Hassan: My inspiration for themes comes from being inspired by pop artists such as Andy Warhol and Roy Lichtenstein. Our first season collection was heavily based on popular culture based on Hollywood legends with retro/pop art treatment. But with the second season, Pakistan was an inspiration. The organized chaos that our country represents was a perfect theme to capture. This we mixed with Lollywood and Hollywood legends, pop art, the retro era, Pakistani truck and rickshaw art… the list kept growing. We wanted to include all these subjects, totally kitsch them out, repackage them, and present them through a medium that was both fun to work on, to sell and to buy, besides being affordable.
Saad: There is an oddity and a sense of innovation to our brand. This oddity, this quirkiness and this implicit need to be original and fun is our USP. We ideate on products together. Sometimes we do have eureka! moments and when we do, we hear each other out.

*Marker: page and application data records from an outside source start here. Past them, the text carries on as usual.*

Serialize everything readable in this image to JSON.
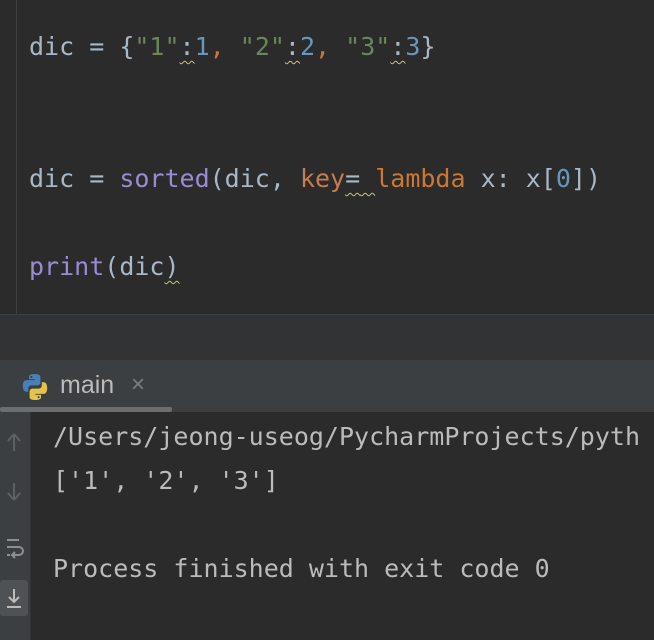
{
  "editor": {
    "line1": {
      "var": "dic",
      "eq": " = ",
      "ob": "{",
      "k1": "\"1\"",
      "c1": ":",
      "v1": "1",
      "s1": ", ",
      "k2": "\"2\"",
      "c2": ":",
      "v2": "2",
      "s2": ", ",
      "k3": "\"3\"",
      "c3": ":",
      "v3": "3",
      "cb": "}"
    },
    "line2": {
      "var": "dic",
      "eq": " = ",
      "fn": "sorted",
      "open": "(dic, ",
      "param": "key",
      "peq": "=",
      "sp": " ",
      "kw": "lambda",
      "rest1": " x: x[",
      "idx": "0",
      "close": "])"
    },
    "line3": {
      "fn": "print",
      "open": "(dic",
      "close": ")"
    }
  },
  "run_window": {
    "tab_label": "main",
    "tab_close": "×",
    "tab_icon": "python-icon"
  },
  "console": {
    "path": "/Users/jeong-useog/PycharmProjects/pyth",
    "result": "['1', '2', '3']",
    "exit_message": "Process finished with exit code 0"
  },
  "colors": {
    "background": "#2b2b2b",
    "string": "#6a8759",
    "number": "#6897bb",
    "builtin": "#9b8bd4",
    "keyword": "#cc7832"
  }
}
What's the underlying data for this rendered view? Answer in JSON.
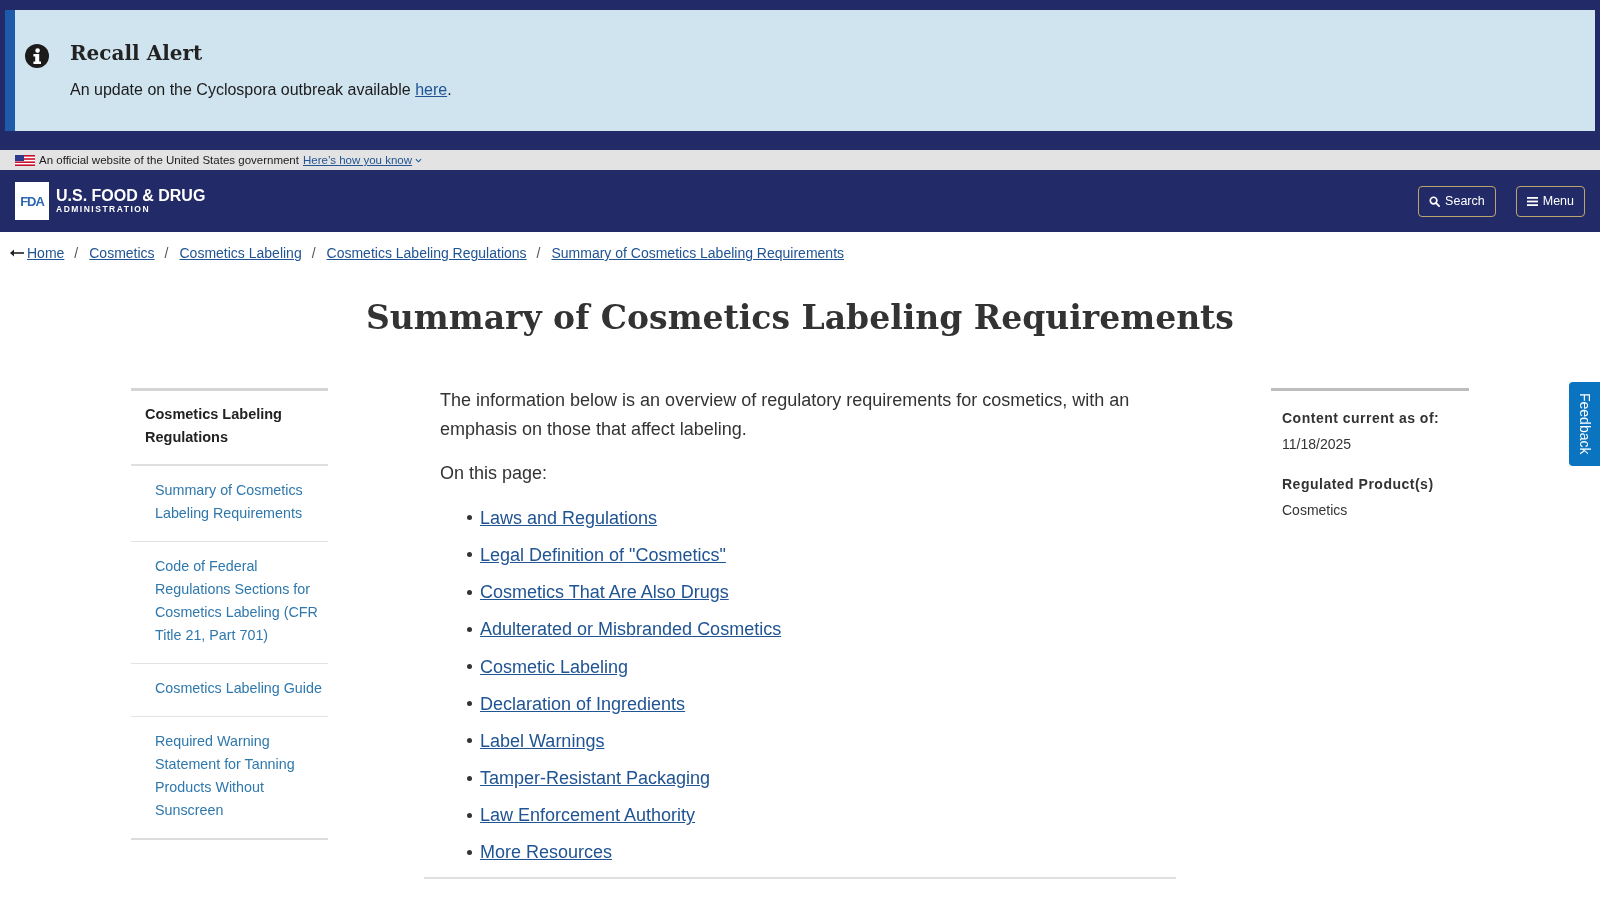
{
  "recall_alert": {
    "title": "Recall Alert",
    "message": "An update on the Cyclospora outbreak available",
    "link": "here",
    "trailing": "."
  },
  "gov_banner": {
    "text": "An official website of the United States government",
    "link": "Here’s how you know"
  },
  "header": {
    "logo": {
      "mark": "FDA",
      "name": "U.S. FOOD & DRUG",
      "subtitle": "ADMINISTRATION"
    },
    "buttons": [
      {
        "kind": "search",
        "label": "Search"
      },
      {
        "kind": "menu",
        "label": "Menu"
      }
    ]
  },
  "breadcrumb": [
    {
      "label": "Home",
      "separator": "/"
    },
    {
      "label": "Cosmetics",
      "separator": "/"
    },
    {
      "label": "Cosmetics Labeling",
      "separator": "/"
    },
    {
      "label": "Cosmetics Labeling Regulations",
      "separator": "/"
    },
    {
      "label": "Summary of Cosmetics Labeling Requirements"
    }
  ],
  "page_title": "Summary of Cosmetics Labeling Requirements",
  "sidebar": {
    "title": "Cosmetics Labeling Regulations",
    "items": [
      "Summary of Cosmetics Labeling Requirements",
      "Code of Federal Regulations Sections for Cosmetics Labeling (CFR Title 21, Part 701)",
      "Cosmetics Labeling Guide",
      "Required Warning Statement for Tanning Products Without Sunscreen"
    ]
  },
  "content": {
    "intro": "The information below is an overview of regulatory requirements for cosmetics, with an emphasis on those that affect labeling.",
    "on_this_page": "On this page:",
    "links": [
      "Laws and Regulations",
      "Legal Definition of \"Cosmetics\"",
      "Cosmetics That Are Also Drugs",
      "Adulterated or Misbranded Cosmetics",
      "Cosmetic Labeling",
      "Declaration of Ingredients",
      "Label Warnings",
      "Tamper-Resistant Packaging",
      "Law Enforcement Authority",
      "More Resources"
    ]
  },
  "aside": {
    "fields": [
      {
        "label": "Content current as of:",
        "value": "11/18/2025"
      },
      {
        "label": "Regulated Product(s)",
        "value": "Cosmetics"
      }
    ]
  },
  "feedback_tab": {
    "label": "Feedback"
  }
}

In the past (and currently) there have been quite a few apparel (mainly t-shirt) businesses that have been initiated by young Pakistanis, however their popularity soon fizzled out. Where do you think they failed, and how do you plan on giving your brand a healthy, long life?
Hassan: There are other similar labels each with their own design sensibility which probably got redundant over time. We have a strong understanding of design, fashion and trends; also, we consistently desire to create something original each time. We are not aping trends, even though our work has a very strong pop art essence, we are neither imitating designs, nor finding inspiration from style trends or ‘what’s popular now,’ we constantly strive to create innovative art that spells individuality.

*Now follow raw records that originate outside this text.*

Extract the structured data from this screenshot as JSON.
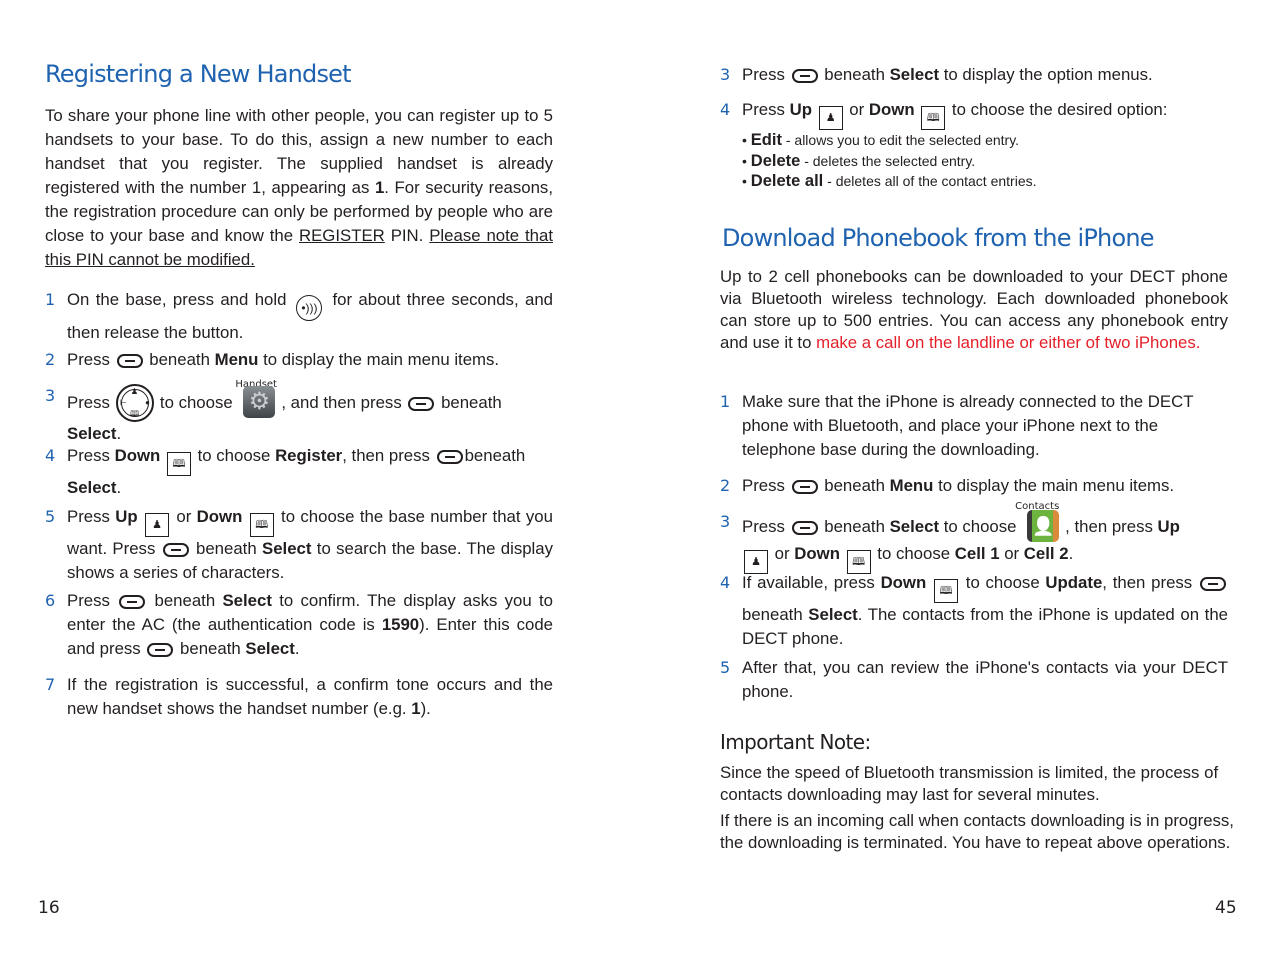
{
  "left_page": {
    "title": "Registering a New Handset",
    "intro": {
      "part1": "To share your phone line with other people, you can register up to 5 handsets to your base. To do this, assign a new number to each handset that you register. The supplied handset is already registered with the number 1, appearing as ",
      "bold1": "1",
      "part2": ". For security reasons, the registration procedure can only be performed by people who are close to your base and know the ",
      "underline1": "REGISTER",
      "part3": " PIN. ",
      "underline2": "Please note that this PIN cannot be modified."
    },
    "steps": [
      {
        "num": "1",
        "a": "On the base, press and hold",
        "b": "for about three seconds, and then release the button."
      },
      {
        "num": "2",
        "a": "Press",
        "b": "beneath",
        "bold": "Menu",
        "c": "to display the main menu items."
      },
      {
        "num": "3",
        "a": "Press",
        "b": "to choose",
        "icon_label": "Handset",
        "c": ", and then press",
        "d": "beneath",
        "bold": "Select",
        "e": "."
      },
      {
        "num": "4",
        "a": "Press",
        "bold1": "Down",
        "b": "to choose",
        "bold2": "Register",
        "c": ", then press",
        "d": "beneath",
        "bold3": "Select",
        "e": "."
      },
      {
        "num": "5",
        "a": "Press",
        "bold1": "Up",
        "b": "or",
        "bold2": "Down",
        "c": "to choose the base number that you want. Press",
        "d": "beneath",
        "bold3": "Select",
        "e": "to search the base. The display shows a series of characters."
      },
      {
        "num": "6",
        "a": "Press",
        "b": "beneath",
        "bold1": "Select",
        "c": "to confirm. The display asks you to enter the AC (the authentication code is",
        "bold2": "1590",
        "d": "). Enter this code and press",
        "e": "beneath",
        "bold3": "Select",
        "f": "."
      },
      {
        "num": "7",
        "a": "If the registration is successful, a confirm tone occurs and the new handset shows the handset number (e.g.",
        "bold": "1",
        "b": ")."
      }
    ],
    "page_number": "16"
  },
  "right_page": {
    "steps_top": [
      {
        "num": "3",
        "a": "Press",
        "b": "beneath",
        "bold": "Select",
        "c": "to display the option menus."
      },
      {
        "num": "4",
        "a": "Press",
        "bold1": "Up",
        "b": "or",
        "bold2": "Down",
        "c": "to choose the desired option:",
        "bullets": [
          {
            "label": "Edit",
            "text": " - allows you to edit the selected entry."
          },
          {
            "label": "Delete",
            "text": " - deletes the selected entry."
          },
          {
            "label": "Delete all",
            "text": " - deletes all of the contact entries."
          }
        ]
      }
    ],
    "title": "Download Phonebook from the iPhone",
    "intro": {
      "text": "Up to 2 cell phonebooks can be downloaded to your DECT phone via Bluetooth wireless technology. Each downloaded phonebook can store up to 500 entries. You can access any phonebook entry and use it to ",
      "highlight": "make a call on the landline or either of two iPhones."
    },
    "steps": [
      {
        "num": "1",
        "a": "Make sure that the iPhone is already connected to the DECT phone with Bluetooth, and place your iPhone next to the telephone base during the downloading."
      },
      {
        "num": "2",
        "a": "Press",
        "b": "beneath",
        "bold": "Menu",
        "c": "to display the main menu items."
      },
      {
        "num": "3",
        "a": "Press",
        "b": "beneath",
        "bold1": "Select",
        "c": "to choose",
        "icon_label": "Contacts",
        "d": ", then press",
        "bold2": "Up",
        "e": "or",
        "bold3": "Down",
        "f": "to choose",
        "bold4": "Cell 1",
        "g": "or",
        "bold5": "Cell 2",
        "h": "."
      },
      {
        "num": "4",
        "a": "If available, press",
        "bold1": "Down",
        "b": "to choose",
        "bold2": "Update",
        "c": ", then press",
        "d": "beneath",
        "bold3": "Select",
        "e": ". The contacts from the iPhone is updated on the DECT phone."
      },
      {
        "num": "5",
        "a": "After that, you can review the iPhone's contacts via your DECT phone."
      }
    ],
    "note": {
      "title": "Important Note:",
      "para1": "Since the speed of Bluetooth transmission is limited, the process of contacts downloading may last for several minutes.",
      "para2": "If there is an incoming call when contacts downloading is in progress, the downloading is terminated. You have to repeat above operations."
    },
    "page_number": "45"
  },
  "icons": {
    "softkey": "softkey-icon",
    "up_key": "up-key-icon",
    "down_key": "down-key-icon",
    "up_glyph": "⁷♟",
    "down_glyph": "🕮",
    "page_key": "page-key-icon",
    "page_glyph": "•))",
    "nav_key": "navigation-key-icon",
    "handset_app": "handset-settings-icon",
    "contacts_app": "contacts-icon"
  },
  "colors": {
    "heading": "#1f63b0",
    "highlight": "#e4202a",
    "text": "#231f20"
  }
}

Where do you get your inspiration from?
Hassan: Having studied and lived in Lahore, South Asian art, artists and pop culture became strong influences in my design education. Graphic Design was definitely a dominant influence in my education. Pop art, Andy Warhol, the 60s era, vintage photographs and Pakistani truck and rickshaw art are my main inspirations for designs. Pakistan traditionally has a huge database for design, clothing, food, architecture, home decor, transport, festivals and weddings. One always sees a riot of colors, patterns, textures and kitsch elements. We also love Hindi/Urdu movies and Saad is a die-hard fan of Bollywood, whereas I’d prefer to focus on Lollywood/Hollywood in my designs. I often find inspiration in yesteryear silver screen icons, retro blockbusters, famous on-screen couples, cheeky dialogues and the extinct art of poster painting.
Saad: We create what we enjoy, what we find fun. Our biggest inspiration is our country. Having travelled all over Pakistan and abroad extensively helped us re-discover it. There’s an organized chaos that we love to capture. The very Pakistani-ness or desi-pann is immensely inspiring.
The number of young, self-employed Pakistanis initiating their own start-ups is insane! What important advice would you give to young people in Pakistan running online businesses?
Saad: If you think you’re different and you have it in you, don’t waste time and get started. But research the market first. Be prepared to face rejection but don’t give up. In a country with a population of around 200 million, there are many who’d like what you do and would want to buy your creations.
Hassan: I see a paradigm shift in design sensibilities and a larger international exposure for students who have had exposure to international design to contribute to the Pakistani design scene. Contemporary graphic and arts are still at a nascent stage in Pakistan and I am certain this will change in due course for the better. I think the key essence is not promotion but focusing on the work itself. I would like to believe that in a creative industry it is of foremost importance that designers, particularly the new breed, need to focus on creating their own space and niche, creating a visual identity of their own so they can bank on that as their USP. Once the works of art speak, promotion becomes a whole lot easier. Social media is a great platform.
The Friday Times